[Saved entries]

•••

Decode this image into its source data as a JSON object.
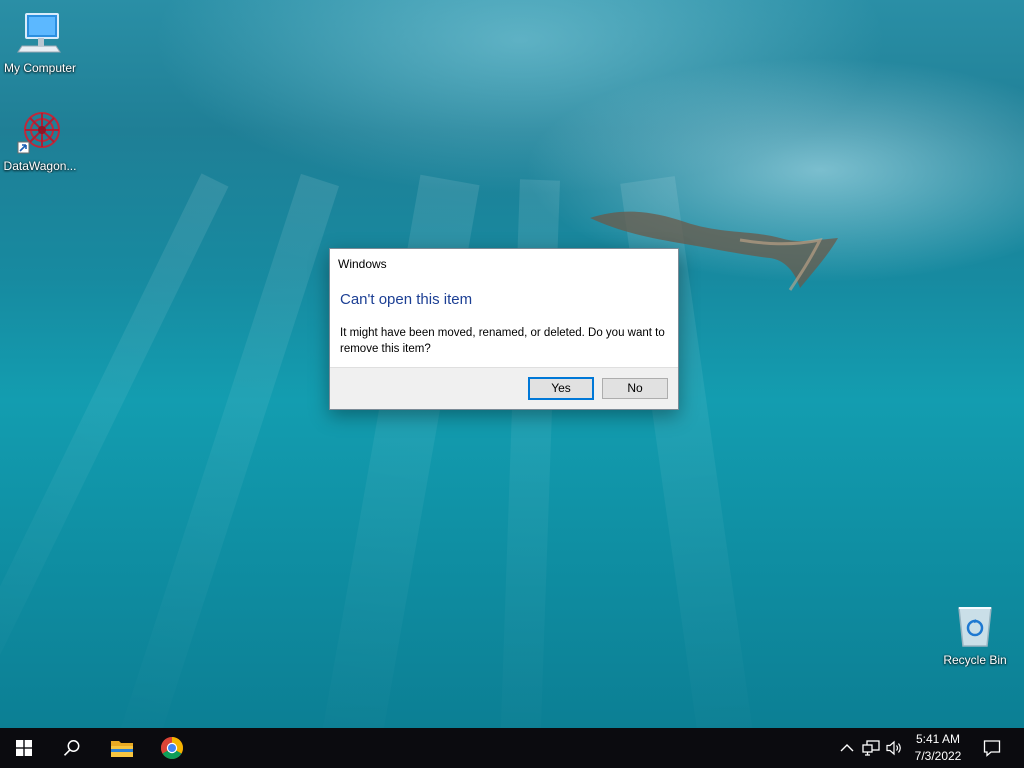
{
  "desktop": {
    "icons": [
      {
        "label": "My Computer",
        "icon": "computer-icon"
      },
      {
        "label": "DataWagon...",
        "icon": "datawagon-icon"
      },
      {
        "label": "Recycle Bin",
        "icon": "recycle-bin-icon"
      }
    ]
  },
  "dialog": {
    "title": "Windows",
    "heading": "Can't open this item",
    "message": "It might have been moved, renamed, or deleted. Do you want to remove this item?",
    "yes_label": "Yes",
    "no_label": "No",
    "accent_color": "#0078d7",
    "heading_color": "#1c3f94"
  },
  "taskbar": {
    "items": [
      {
        "icon": "windows-start-icon"
      },
      {
        "icon": "search-icon"
      },
      {
        "icon": "file-explorer-icon"
      },
      {
        "icon": "chrome-icon"
      }
    ],
    "tray": {
      "icons": [
        "chevron-up-icon",
        "network-icon",
        "volume-icon"
      ],
      "time": "5:41 AM",
      "date": "7/3/2022",
      "notification_icon": "action-center-icon"
    }
  }
}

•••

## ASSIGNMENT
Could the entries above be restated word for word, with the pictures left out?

## OUTPUT OF THE TASK
Decode this image into its source data as a JSON object.
{
  "desktop": {
    "icons": [
      {
        "label": "My Computer",
        "icon": "computer-icon"
      },
      {
        "label": "DataWagon...",
        "icon": "datawagon-icon"
      },
      {
        "label": "Recycle Bin",
        "icon": "recycle-bin-icon"
      }
    ]
  },
  "dialog": {
    "title": "Windows",
    "heading": "Can't open this item",
    "message": "It might have been moved, renamed, or deleted. Do you want to remove this item?",
    "yes_label": "Yes",
    "no_label": "No",
    "accent_color": "#0078d7",
    "heading_color": "#1c3f94"
  },
  "taskbar": {
    "items": [
      {
        "icon": "windows-start-icon"
      },
      {
        "icon": "search-icon"
      },
      {
        "icon": "file-explorer-icon"
      },
      {
        "icon": "chrome-icon"
      }
    ],
    "tray": {
      "icons": [
        "chevron-up-icon",
        "network-icon",
        "volume-icon"
      ],
      "time": "5:41 AM",
      "date": "7/3/2022",
      "notification_icon": "action-center-icon"
    }
  }
}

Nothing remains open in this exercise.